### ACTIVITY
In the entries below, find every line holding the string "content" and collect it.

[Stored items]
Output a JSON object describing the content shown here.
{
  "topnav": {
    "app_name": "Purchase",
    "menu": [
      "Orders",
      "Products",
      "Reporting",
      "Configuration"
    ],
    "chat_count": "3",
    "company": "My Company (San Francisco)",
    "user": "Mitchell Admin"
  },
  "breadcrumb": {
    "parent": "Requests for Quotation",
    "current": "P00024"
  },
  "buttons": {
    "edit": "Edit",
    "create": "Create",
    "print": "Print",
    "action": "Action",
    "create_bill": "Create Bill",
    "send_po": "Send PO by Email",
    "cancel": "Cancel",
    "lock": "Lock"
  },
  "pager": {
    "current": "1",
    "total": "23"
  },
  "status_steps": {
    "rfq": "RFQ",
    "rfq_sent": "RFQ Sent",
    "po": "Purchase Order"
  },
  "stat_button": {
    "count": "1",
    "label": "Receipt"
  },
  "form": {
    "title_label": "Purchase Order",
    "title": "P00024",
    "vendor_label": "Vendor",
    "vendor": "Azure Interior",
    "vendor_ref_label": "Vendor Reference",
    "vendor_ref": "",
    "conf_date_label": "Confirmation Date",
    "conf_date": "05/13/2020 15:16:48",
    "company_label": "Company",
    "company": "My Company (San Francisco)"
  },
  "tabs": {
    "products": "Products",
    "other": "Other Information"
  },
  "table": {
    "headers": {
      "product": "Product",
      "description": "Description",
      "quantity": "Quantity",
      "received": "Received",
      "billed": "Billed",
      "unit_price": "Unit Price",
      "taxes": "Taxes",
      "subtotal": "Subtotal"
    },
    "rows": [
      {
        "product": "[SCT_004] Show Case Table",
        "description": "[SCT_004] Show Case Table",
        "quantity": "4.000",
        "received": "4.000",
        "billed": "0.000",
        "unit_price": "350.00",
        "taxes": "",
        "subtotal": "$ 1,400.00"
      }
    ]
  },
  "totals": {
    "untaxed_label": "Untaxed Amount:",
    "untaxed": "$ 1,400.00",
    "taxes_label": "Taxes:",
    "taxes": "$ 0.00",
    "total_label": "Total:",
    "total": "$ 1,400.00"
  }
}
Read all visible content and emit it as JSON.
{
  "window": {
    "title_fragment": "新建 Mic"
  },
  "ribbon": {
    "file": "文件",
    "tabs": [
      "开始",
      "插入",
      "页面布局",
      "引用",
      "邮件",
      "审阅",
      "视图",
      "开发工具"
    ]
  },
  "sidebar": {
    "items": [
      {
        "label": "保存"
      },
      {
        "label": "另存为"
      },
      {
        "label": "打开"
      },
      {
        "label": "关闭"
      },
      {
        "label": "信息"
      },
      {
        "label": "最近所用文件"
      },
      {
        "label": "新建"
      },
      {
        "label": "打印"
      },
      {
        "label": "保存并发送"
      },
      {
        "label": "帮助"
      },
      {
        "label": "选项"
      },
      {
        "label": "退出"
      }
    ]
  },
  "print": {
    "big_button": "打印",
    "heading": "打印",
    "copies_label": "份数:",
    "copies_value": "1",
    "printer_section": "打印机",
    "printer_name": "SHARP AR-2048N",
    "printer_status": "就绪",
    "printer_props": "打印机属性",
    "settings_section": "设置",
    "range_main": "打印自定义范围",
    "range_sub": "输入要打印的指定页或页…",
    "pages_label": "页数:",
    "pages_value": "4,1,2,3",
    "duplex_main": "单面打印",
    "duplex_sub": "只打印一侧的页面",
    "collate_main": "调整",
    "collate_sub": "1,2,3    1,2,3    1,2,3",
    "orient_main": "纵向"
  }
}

### ANSWER
Output a JSON object describing the content shown here.
Read all visible content and emit it as JSON.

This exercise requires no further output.